◆ **What is needed**
Check the entries below and say how many lines include the word "Zoom". No other text is wanted.

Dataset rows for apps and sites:
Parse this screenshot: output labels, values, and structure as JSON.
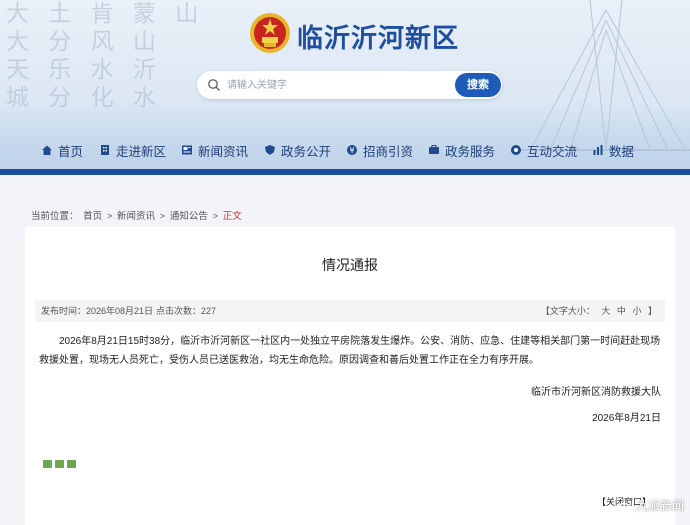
{
  "header": {
    "calligraphy": [
      "大 土 肯 蒙 山",
      "大 分 风 山",
      "天 乐 水 沂",
      "城 分 化 水"
    ],
    "site_title": "临沂沂河新区",
    "search_placeholder": "请输入关键字",
    "search_button": "搜索",
    "accent_color": "#1c4d9c"
  },
  "nav": {
    "items": [
      {
        "label": "首页",
        "icon": "home-icon"
      },
      {
        "label": "走进新区",
        "icon": "building-icon"
      },
      {
        "label": "新闻资讯",
        "icon": "news-icon"
      },
      {
        "label": "政务公开",
        "icon": "shield-icon"
      },
      {
        "label": "招商引资",
        "icon": "investment-icon"
      },
      {
        "label": "政务服务",
        "icon": "service-icon"
      },
      {
        "label": "互动交流",
        "icon": "chat-icon"
      },
      {
        "label": "数据",
        "icon": "chart-icon"
      }
    ]
  },
  "breadcrumb": {
    "prefix": "当前位置：",
    "items": [
      "首页",
      "新闻资讯",
      "通知公告"
    ],
    "separator": ">",
    "current": "正文"
  },
  "article": {
    "title": "情况通报",
    "publish_time": "发布时间：2026年08月21日",
    "views": "点击次数：227",
    "font_size_label": "【文字大小：",
    "font_sizes": [
      "大",
      "中",
      "小"
    ],
    "font_size_end": "】",
    "body": "2026年8月21日15时38分，临沂市沂河新区一社区内一处独立平房院落发生爆炸。公安、消防、应急、住建等相关部门第一时间赶赴现场救援处置，现场无人员死亡，受伤人员已送医救治，均无生命危险。原因调查和善后处置工作正在全力有序开展。",
    "signature": "临沂市沂河新区消防救援大队",
    "date": "2026年8月21日",
    "close_window": "【关闭窗口】"
  },
  "watermark": "九派新闻"
}
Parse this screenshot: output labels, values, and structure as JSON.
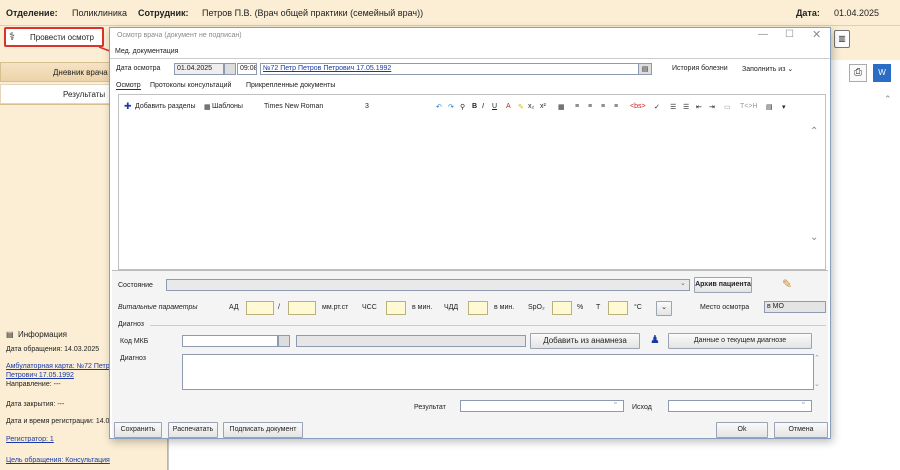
{
  "header": {
    "dept_label": "Отделение:",
    "dept_value": "Поликлиника",
    "employee_label": "Сотрудник:",
    "employee_value": "Петров П.В. (Врач общей практики (семейный врач))",
    "date_label": "Дата:",
    "date_value": "01.04.2025"
  },
  "main_toolbar": {
    "provesti": "Провести осмотр"
  },
  "left": {
    "diary": "Дневник врача",
    "results": "Результаты",
    "info_title": "Информация",
    "date_appeal": "Дата обращения: 14.03.2025",
    "amb_card_1": "Амбулаторная карта: №72 Петр",
    "amb_card_2": "Петрович 17.05.1992",
    "direction": "Направление: ---",
    "date_close": "Дата закрытия: ---",
    "reg_datetime": "Дата и время регистрации: 14.0",
    "registrar": "Регистратор: 1",
    "purpose": "Цель обращения: Консультация"
  },
  "dialog": {
    "title": "Осмотр врача (документ не подписан)",
    "menu": "Мед. документация",
    "date_label": "Дата осмотра",
    "date_value": "01.04.2025",
    "time_value": "09:08",
    "patient_link": "№72 Петр Петров Петрович 17.05.1992",
    "history": "История болезни",
    "fill_from": "Заполнить из",
    "tabs": [
      "Осмотр",
      "Протоколы консультаций",
      "Прикрепленные документы"
    ],
    "toolbar": {
      "add_sections": "Добавить разделы",
      "templates": "Шаблоны",
      "font": "Times New Roman",
      "size": "3",
      "tags": "<bs>",
      "tgh": "T<>H"
    },
    "state_label": "Состояние",
    "archive": "Архив пациента",
    "vitals_label": "Витальные параметры",
    "ad": "АД",
    "slash": "/",
    "mmhg": "мм.рт.ст",
    "hss": "ЧСС",
    "per_min1": "в мин.",
    "chdd": "ЧДД",
    "per_min2": "в мин.",
    "spo2": "SpO₂",
    "pct": "%",
    "t": "Т",
    "deg": "°С",
    "place_label": "Место осмотра",
    "place_value": "в МО",
    "diag_group": "Диагноз",
    "mkb_label": "Код МКБ",
    "add_anamnesis": "Добавить из анамнеза",
    "current_diag": "Данные о текущем диагнозе",
    "diag_label": "Диагноз",
    "result_label": "Результат",
    "outcome_label": "Исход",
    "save": "Сохранить",
    "print": "Распечатать",
    "sign": "Подписать документ",
    "ok": "Ok",
    "cancel": "Отмена"
  },
  "colors": {
    "accent_red": "#d9342b",
    "panel": "#fbeed4",
    "link": "#1a3aa6",
    "vital_fill": "#fff9d4"
  }
}
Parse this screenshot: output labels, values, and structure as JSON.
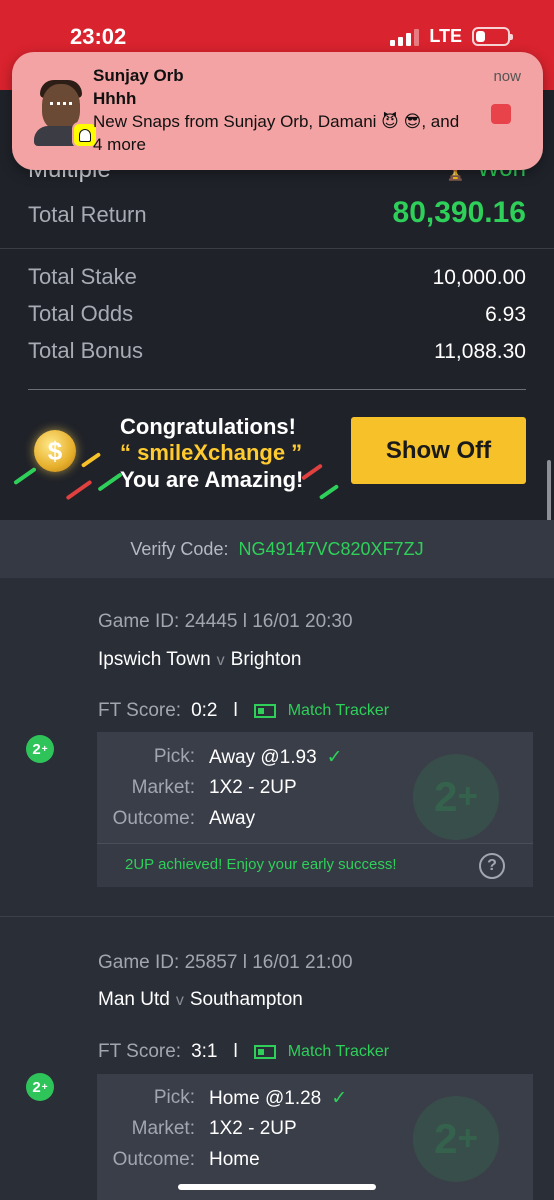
{
  "status_bar": {
    "time": "23:02",
    "network": "LTE"
  },
  "notification": {
    "sender": "Sunjay Orb",
    "subject": "Hhhh",
    "body": "New Snaps from Sunjay Orb, Damani 😈 😎, and 4 more",
    "time": "now",
    "app_icon": "snapchat-ghost-icon"
  },
  "bet": {
    "type": "Multiple",
    "status": "Won",
    "total_return_label": "Total Return",
    "total_return": "80,390.16",
    "total_stake_label": "Total Stake",
    "total_stake": "10,000.00",
    "total_odds_label": "Total Odds",
    "total_odds": "6.93",
    "total_bonus_label": "Total Bonus",
    "total_bonus": "11,088.30"
  },
  "promo": {
    "line1": "Congratulations!",
    "line2": "“ smileXchange ”",
    "line3": "You are Amazing!",
    "button": "Show Off",
    "coin_symbol": "$"
  },
  "verify": {
    "label": "Verify Code:",
    "code": "NG49147VC820XF7ZJ"
  },
  "games": [
    {
      "game_id_line": "Game ID: 24445 l 16/01 20:30",
      "home": "Ipswich Town",
      "vs": "v",
      "away": "Brighton",
      "ft_label": "FT Score:",
      "ft_score": "0:2",
      "separator": "l",
      "tracker": "Match Tracker",
      "badge": "2",
      "badge_sup": "+",
      "pick_label": "Pick:",
      "pick": "Away @1.93",
      "market_label": "Market:",
      "market": "1X2 - 2UP",
      "outcome_label": "Outcome:",
      "outcome": "Away",
      "achieved": "2UP achieved! Enjoy your early success!",
      "help": "?"
    },
    {
      "game_id_line": "Game ID: 25857 l 16/01 21:00",
      "home": "Man Utd",
      "vs": "v",
      "away": "Southampton",
      "ft_label": "FT Score:",
      "ft_score": "3:1",
      "separator": "l",
      "tracker": "Match Tracker",
      "badge": "2",
      "badge_sup": "+",
      "pick_label": "Pick:",
      "pick": "Home @1.28",
      "market_label": "Market:",
      "market": "1X2 - 2UP",
      "outcome_label": "Outcome:",
      "outcome": "Home"
    }
  ],
  "colors": {
    "status_red": "#d9232e",
    "win_green": "#2ed05a",
    "promo_yellow": "#f7c12a",
    "bg_dark": "#1f2229"
  }
}
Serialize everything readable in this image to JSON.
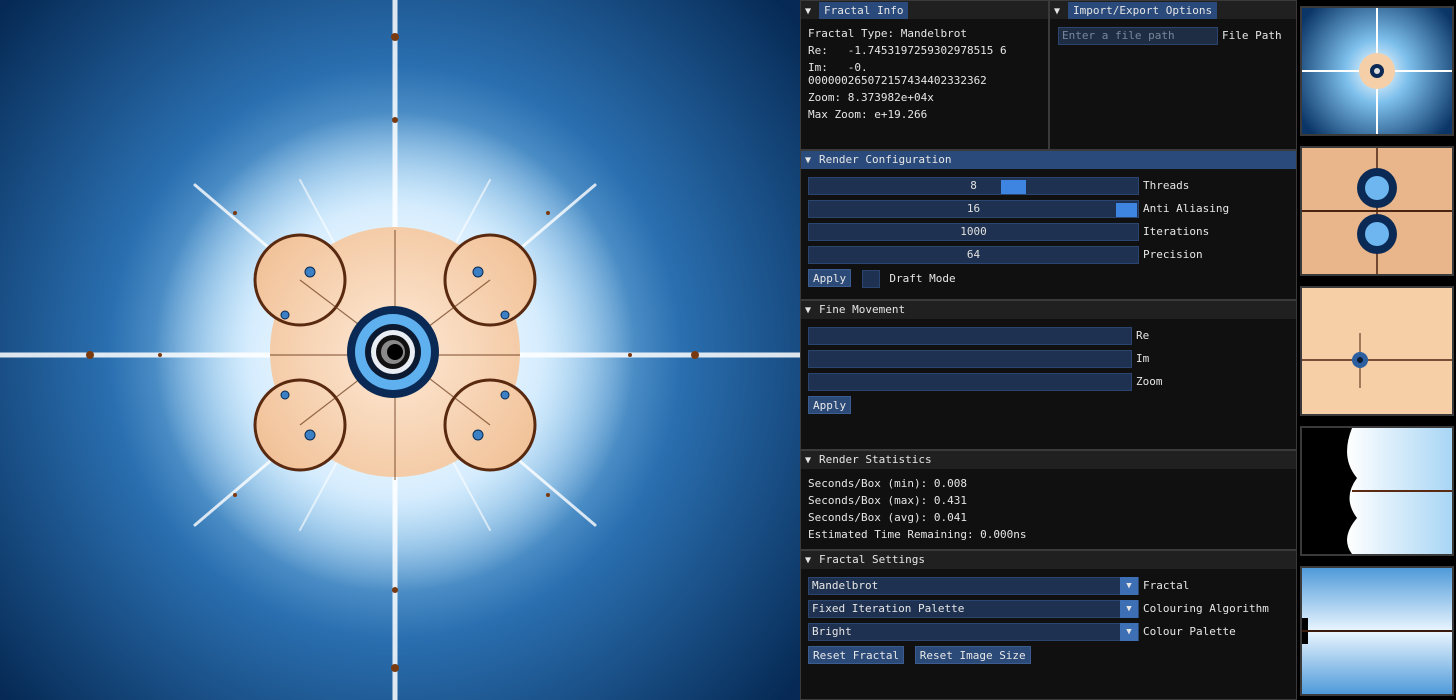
{
  "fractal_info": {
    "title": "Fractal Info",
    "type_line": "Fractal Type: Mandelbrot",
    "re_line": "Re:   -1.7453197259302978515 6",
    "im_line1": "Im:   -0.",
    "im_line2": "000000265072157434402332362",
    "zoom_line": "Zoom: 8.373982e+04x",
    "max_zoom_line": "Max Zoom: e+19.266"
  },
  "import_export": {
    "title": "Import/Export Options",
    "file_path_placeholder": "Enter a file path",
    "file_path_label": "File Path"
  },
  "render_config": {
    "title": "Render Configuration",
    "threads_value": "8",
    "threads_label": "Threads",
    "aa_value": "16",
    "aa_label": "Anti Aliasing",
    "iterations_value": "1000",
    "iterations_label": "Iterations",
    "precision_value": "64",
    "precision_label": "Precision",
    "apply_label": "Apply",
    "draft_label": "Draft Mode"
  },
  "fine_movement": {
    "title": "Fine Movement",
    "re_label": "Re",
    "im_label": "Im",
    "zoom_label": "Zoom",
    "apply_label": "Apply"
  },
  "render_stats": {
    "title": "Render Statistics",
    "min_line": "Seconds/Box (min): 0.008",
    "max_line": "Seconds/Box (max): 0.431",
    "avg_line": "Seconds/Box (avg): 0.041",
    "eta_line": "Estimated Time Remaining: 0.000ns"
  },
  "fractal_settings": {
    "title": "Fractal Settings",
    "fractal_value": "Mandelbrot",
    "fractal_label": "Fractal",
    "colouring_value": "Fixed Iteration Palette",
    "colouring_label": "Colouring Algorithm",
    "palette_value": "Bright",
    "palette_label": "Colour Palette",
    "reset_fractal_label": "Reset Fractal",
    "reset_size_label": "Reset Image Size"
  },
  "colors": {
    "accent": "#3d85e0",
    "title_active": "#294a7a",
    "field_bg": "#1f3150",
    "fractal_deep_blue": "#0b3a6e",
    "fractal_glow": "#eaf6ff",
    "fractal_peach": "#f6d3b0"
  }
}
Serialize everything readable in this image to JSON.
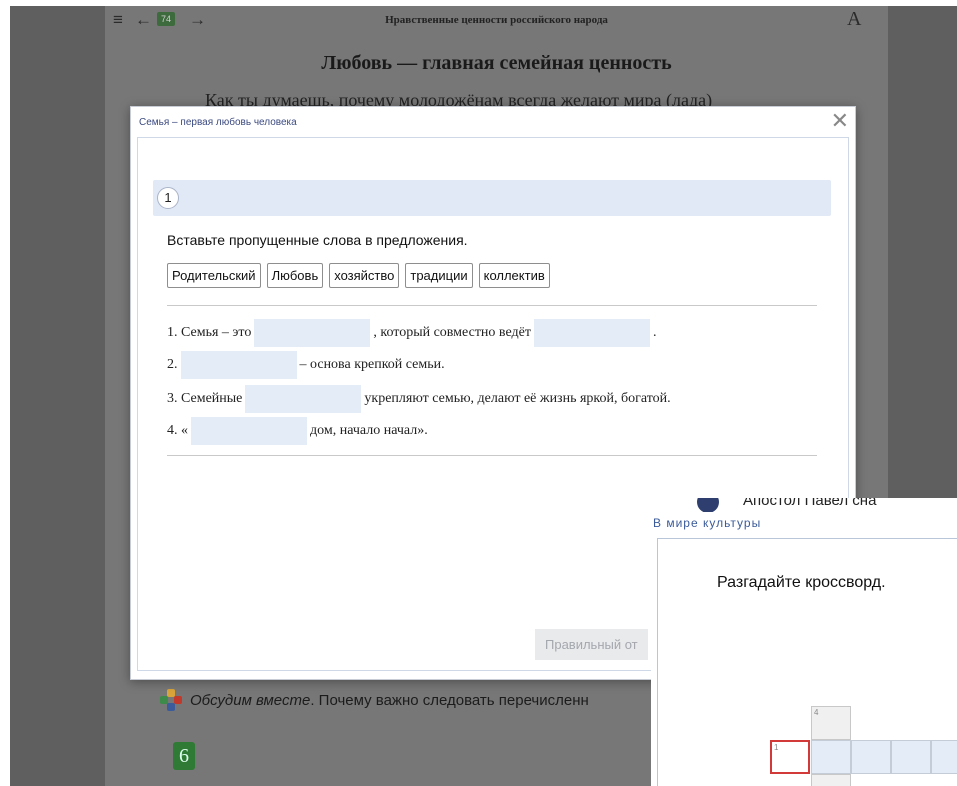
{
  "book": {
    "page_number": "74",
    "header_title": "Нравственные ценности российского народа",
    "chapter_title": "Любовь — главная семейная ценность",
    "intro_text": "Как ты думаешь, почему молодожёнам всегда желают мира (лада)",
    "discuss_label": "Обсудим вместе",
    "discuss_text": ". Почему важно следовать перечисленн",
    "badge": "6"
  },
  "dialog": {
    "title": "Семья – первая любовь человека",
    "close_symbol": "✕",
    "task_number": "1",
    "instruction": "Вставьте пропущенные слова в предложения.",
    "word_bank": [
      "Родительский",
      "Любовь",
      "хозяйство",
      "традиции",
      "коллектив"
    ],
    "sentences": {
      "s1_a": "1. Семья – это",
      "s1_b": ", который совместно ведёт",
      "s1_c": ".",
      "s2_a": "2.",
      "s2_b": "– основа крепкой семьи.",
      "s3_a": "3. Семейные",
      "s3_b": "укрепляют семью, делают её жизнь яркой, богатой.",
      "s4_a": "4. «",
      "s4_b": "дом, начало начал»."
    },
    "answer_button": "Правильный от"
  },
  "crossword": {
    "top_text": "Апостол Павел сна",
    "header": "В мире культуры",
    "instruction": "Разгадайте кроссворд.",
    "cell_numbers": [
      "4",
      "1"
    ]
  },
  "icons": [
    "menu-icon",
    "back-arrow-icon",
    "forward-arrow-icon",
    "font-size-icon",
    "close-icon",
    "discussion-icon"
  ]
}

◆ **The completed task**
3